**What is being asked:**
Quote every line below exactly as it reads.

**Records:**
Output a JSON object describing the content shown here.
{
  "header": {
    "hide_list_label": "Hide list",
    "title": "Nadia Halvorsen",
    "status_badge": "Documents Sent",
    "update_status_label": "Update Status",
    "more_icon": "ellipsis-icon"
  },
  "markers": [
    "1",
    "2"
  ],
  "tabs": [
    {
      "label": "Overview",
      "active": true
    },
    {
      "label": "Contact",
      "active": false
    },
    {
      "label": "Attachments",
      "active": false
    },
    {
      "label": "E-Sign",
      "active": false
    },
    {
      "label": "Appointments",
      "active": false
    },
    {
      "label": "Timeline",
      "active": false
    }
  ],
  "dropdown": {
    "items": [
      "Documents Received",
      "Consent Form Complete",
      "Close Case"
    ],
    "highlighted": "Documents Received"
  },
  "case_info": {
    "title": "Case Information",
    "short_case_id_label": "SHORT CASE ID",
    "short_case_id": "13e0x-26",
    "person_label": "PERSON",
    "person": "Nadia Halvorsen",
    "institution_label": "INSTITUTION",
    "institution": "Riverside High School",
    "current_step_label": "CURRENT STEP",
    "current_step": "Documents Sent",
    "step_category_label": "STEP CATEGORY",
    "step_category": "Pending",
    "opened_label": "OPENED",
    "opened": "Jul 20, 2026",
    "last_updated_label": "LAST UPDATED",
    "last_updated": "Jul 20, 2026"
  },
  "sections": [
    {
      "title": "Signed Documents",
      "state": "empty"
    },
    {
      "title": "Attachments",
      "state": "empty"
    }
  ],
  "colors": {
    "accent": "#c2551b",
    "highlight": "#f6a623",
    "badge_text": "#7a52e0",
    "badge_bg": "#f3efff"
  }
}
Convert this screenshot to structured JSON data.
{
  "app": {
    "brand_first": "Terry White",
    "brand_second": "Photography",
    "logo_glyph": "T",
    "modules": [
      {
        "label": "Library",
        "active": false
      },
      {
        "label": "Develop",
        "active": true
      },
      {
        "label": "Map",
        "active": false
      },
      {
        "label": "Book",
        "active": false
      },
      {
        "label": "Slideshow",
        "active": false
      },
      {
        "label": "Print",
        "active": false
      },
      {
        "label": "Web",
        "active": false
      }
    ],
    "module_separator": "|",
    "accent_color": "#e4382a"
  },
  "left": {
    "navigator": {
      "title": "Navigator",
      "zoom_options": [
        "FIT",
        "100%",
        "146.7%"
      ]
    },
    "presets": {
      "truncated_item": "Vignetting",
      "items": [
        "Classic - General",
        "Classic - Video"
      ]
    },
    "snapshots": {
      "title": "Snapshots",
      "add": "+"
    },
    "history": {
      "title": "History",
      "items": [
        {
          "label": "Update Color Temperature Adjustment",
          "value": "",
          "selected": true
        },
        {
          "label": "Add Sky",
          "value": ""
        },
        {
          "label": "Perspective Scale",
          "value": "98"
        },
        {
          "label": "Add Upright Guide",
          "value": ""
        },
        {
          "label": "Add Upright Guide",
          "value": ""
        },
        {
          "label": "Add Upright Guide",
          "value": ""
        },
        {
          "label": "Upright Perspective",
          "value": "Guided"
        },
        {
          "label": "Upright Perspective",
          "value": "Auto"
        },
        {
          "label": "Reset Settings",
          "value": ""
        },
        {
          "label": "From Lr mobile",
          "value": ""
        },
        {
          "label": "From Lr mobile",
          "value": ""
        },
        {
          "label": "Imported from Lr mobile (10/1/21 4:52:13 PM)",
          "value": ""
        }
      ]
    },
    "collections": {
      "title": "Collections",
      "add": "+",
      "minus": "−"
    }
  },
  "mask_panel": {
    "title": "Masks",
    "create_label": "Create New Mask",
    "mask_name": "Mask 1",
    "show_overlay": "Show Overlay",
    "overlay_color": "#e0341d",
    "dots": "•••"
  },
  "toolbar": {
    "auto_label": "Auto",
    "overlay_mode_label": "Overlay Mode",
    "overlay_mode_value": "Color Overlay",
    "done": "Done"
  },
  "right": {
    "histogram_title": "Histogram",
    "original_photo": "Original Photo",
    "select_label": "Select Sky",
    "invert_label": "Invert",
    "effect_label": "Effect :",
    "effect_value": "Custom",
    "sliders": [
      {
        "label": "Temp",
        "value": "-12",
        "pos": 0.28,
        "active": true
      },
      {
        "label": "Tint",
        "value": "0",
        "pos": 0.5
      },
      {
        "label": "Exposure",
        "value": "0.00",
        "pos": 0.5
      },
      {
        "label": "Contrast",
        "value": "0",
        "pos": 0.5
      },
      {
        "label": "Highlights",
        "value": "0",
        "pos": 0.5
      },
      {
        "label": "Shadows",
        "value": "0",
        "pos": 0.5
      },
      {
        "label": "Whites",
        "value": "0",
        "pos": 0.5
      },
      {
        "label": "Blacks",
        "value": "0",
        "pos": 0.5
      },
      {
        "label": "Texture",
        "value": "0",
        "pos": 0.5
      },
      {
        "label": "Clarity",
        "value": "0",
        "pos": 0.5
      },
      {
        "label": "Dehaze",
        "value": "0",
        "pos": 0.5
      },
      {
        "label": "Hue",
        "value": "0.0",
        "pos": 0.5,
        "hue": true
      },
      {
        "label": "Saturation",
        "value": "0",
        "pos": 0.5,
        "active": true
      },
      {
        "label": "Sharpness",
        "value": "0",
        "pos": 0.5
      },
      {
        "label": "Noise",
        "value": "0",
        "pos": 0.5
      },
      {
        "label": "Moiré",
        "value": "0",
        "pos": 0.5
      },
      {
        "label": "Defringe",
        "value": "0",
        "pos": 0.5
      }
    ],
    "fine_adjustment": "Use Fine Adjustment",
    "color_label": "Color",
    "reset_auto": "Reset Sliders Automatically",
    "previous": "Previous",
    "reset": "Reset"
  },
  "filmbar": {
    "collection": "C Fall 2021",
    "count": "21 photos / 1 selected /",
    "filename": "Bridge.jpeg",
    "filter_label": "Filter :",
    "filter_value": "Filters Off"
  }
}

**Solution for this task:**
Output a JSON object describing the content shown here.
{
  "header": {
    "hide_list_label": "Hide list",
    "title": "Nadia Halvorsen",
    "status_badge": "Documents Sent",
    "update_status_label": "Update Status",
    "more_icon": "ellipsis-icon"
  },
  "markers": [
    "1",
    "2"
  ],
  "tabs": [
    {
      "label": "Overview",
      "active": true
    },
    {
      "label": "Contact",
      "active": false
    },
    {
      "label": "Attachments",
      "active": false
    },
    {
      "label": "E-Sign",
      "active": false
    },
    {
      "label": "Appointments",
      "active": false
    },
    {
      "label": "Timeline",
      "active": false
    }
  ],
  "dropdown": {
    "items": [
      "Documents Received",
      "Consent Form Complete",
      "Close Case"
    ],
    "highlighted": "Documents Received"
  },
  "case_info": {
    "title": "Case Information",
    "short_case_id_label": "SHORT CASE ID",
    "short_case_id": "13e0x-26",
    "person_label": "PERSON",
    "person": "Nadia Halvorsen",
    "institution_label": "INSTITUTION",
    "institution": "Riverside High School",
    "current_step_label": "CURRENT STEP",
    "current_step": "Documents Sent",
    "step_category_label": "STEP CATEGORY",
    "step_category": "Pending",
    "opened_label": "OPENED",
    "opened": "Jul 20, 2026",
    "last_updated_label": "LAST UPDATED",
    "last_updated": "Jul 20, 2026"
  },
  "sections": [
    {
      "title": "Signed Documents",
      "state": "empty"
    },
    {
      "title": "Attachments",
      "state": "empty"
    }
  ],
  "colors": {
    "accent": "#c2551b",
    "highlight": "#f6a623",
    "badge_text": "#7a52e0",
    "badge_bg": "#f3efff"
  }
}
Convert this screenshot to structured JSON data.
{
  "app": {
    "brand_first": "Terry White",
    "brand_second": "Photography",
    "logo_glyph": "T",
    "modules": [
      {
        "label": "Library",
        "active": false
      },
      {
        "label": "Develop",
        "active": true
      },
      {
        "label": "Map",
        "active": false
      },
      {
        "label": "Book",
        "active": false
      },
      {
        "label": "Slideshow",
        "active": false
      },
      {
        "label": "Print",
        "active": false
      },
      {
        "label": "Web",
        "active": false
      }
    ],
    "module_separator": "|",
    "accent_color": "#e4382a"
  },
  "left": {
    "navigator": {
      "title": "Navigator",
      "zoom_options": [
        "FIT",
        "100%",
        "146.7%"
      ]
    },
    "presets": {
      "truncated_item": "Vignetting",
      "items": [
        "Classic - General",
        "Classic - Video"
      ]
    },
    "snapshots": {
      "title": "Snapshots",
      "add": "+"
    },
    "history": {
      "title": "History",
      "items": [
        {
          "label": "Update Color Temperature Adjustment",
          "value": "",
          "selected": true
        },
        {
          "label": "Add Sky",
          "value": ""
        },
        {
          "label": "Perspective Scale",
          "value": "98"
        },
        {
          "label": "Add Upright Guide",
          "value": ""
        },
        {
          "label": "Add Upright Guide",
          "value": ""
        },
        {
          "label": "Add Upright Guide",
          "value": ""
        },
        {
          "label": "Upright Perspective",
          "value": "Guided"
        },
        {
          "label": "Upright Perspective",
          "value": "Auto"
        },
        {
          "label": "Reset Settings",
          "value": ""
        },
        {
          "label": "From Lr mobile",
          "value": ""
        },
        {
          "label": "From Lr mobile",
          "value": ""
        },
        {
          "label": "Imported from Lr mobile (10/1/21 4:52:13 PM)",
          "value": ""
        }
      ]
    },
    "collections": {
      "title": "Collections",
      "add": "+",
      "minus": "−"
    }
  },
  "mask_panel": {
    "title": "Masks",
    "create_label": "Create New Mask",
    "mask_name": "Mask 1",
    "show_overlay": "Show Overlay",
    "overlay_color": "#e0341d",
    "dots": "•••"
  },
  "toolbar": {
    "auto_label": "Auto",
    "overlay_mode_label": "Overlay Mode",
    "overlay_mode_value": "Color Overlay",
    "done": "Done"
  },
  "right": {
    "histogram_title": "Histogram",
    "original_photo": "Original Photo",
    "select_label": "Select Sky",
    "invert_label": "Invert",
    "effect_label": "Effect :",
    "effect_value": "Custom",
    "sliders": [
      {
        "label": "Temp",
        "value": "-12",
        "pos": 0.28,
        "active": true
      },
      {
        "label": "Tint",
        "value": "0",
        "pos": 0.5
      },
      {
        "label": "Exposure",
        "value": "0.00",
        "pos": 0.5
      },
      {
        "label": "Contrast",
        "value": "0",
        "pos": 0.5
      },
      {
        "label": "Highlights",
        "value": "0",
        "pos": 0.5
      },
      {
        "label": "Shadows",
        "value": "0",
        "pos": 0.5
      },
      {
        "label": "Whites",
        "value": "0",
        "pos": 0.5
      },
      {
        "label": "Blacks",
        "value": "0",
        "pos": 0.5
      },
      {
        "label": "Texture",
        "value": "0",
        "pos": 0.5
      },
      {
        "label": "Clarity",
        "value": "0",
        "pos": 0.5
      },
      {
        "label": "Dehaze",
        "value": "0",
        "pos": 0.5
      },
      {
        "label": "Hue",
        "value": "0.0",
        "pos": 0.5,
        "hue": true
      },
      {
        "label": "Saturation",
        "value": "0",
        "pos": 0.5,
        "active": true
      },
      {
        "label": "Sharpness",
        "value": "0",
        "pos": 0.5
      },
      {
        "label": "Noise",
        "value": "0",
        "pos": 0.5
      },
      {
        "label": "Moiré",
        "value": "0",
        "pos": 0.5
      },
      {
        "label": "Defringe",
        "value": "0",
        "pos": 0.5
      }
    ],
    "fine_adjustment": "Use Fine Adjustment",
    "color_label": "Color",
    "reset_auto": "Reset Sliders Automatically",
    "previous": "Previous",
    "reset": "Reset"
  },
  "filmbar": {
    "collection": "C Fall 2021",
    "count": "21 photos / 1 selected /",
    "filename": "Bridge.jpeg",
    "filter_label": "Filter :",
    "filter_value": "Filters Off"
  }
}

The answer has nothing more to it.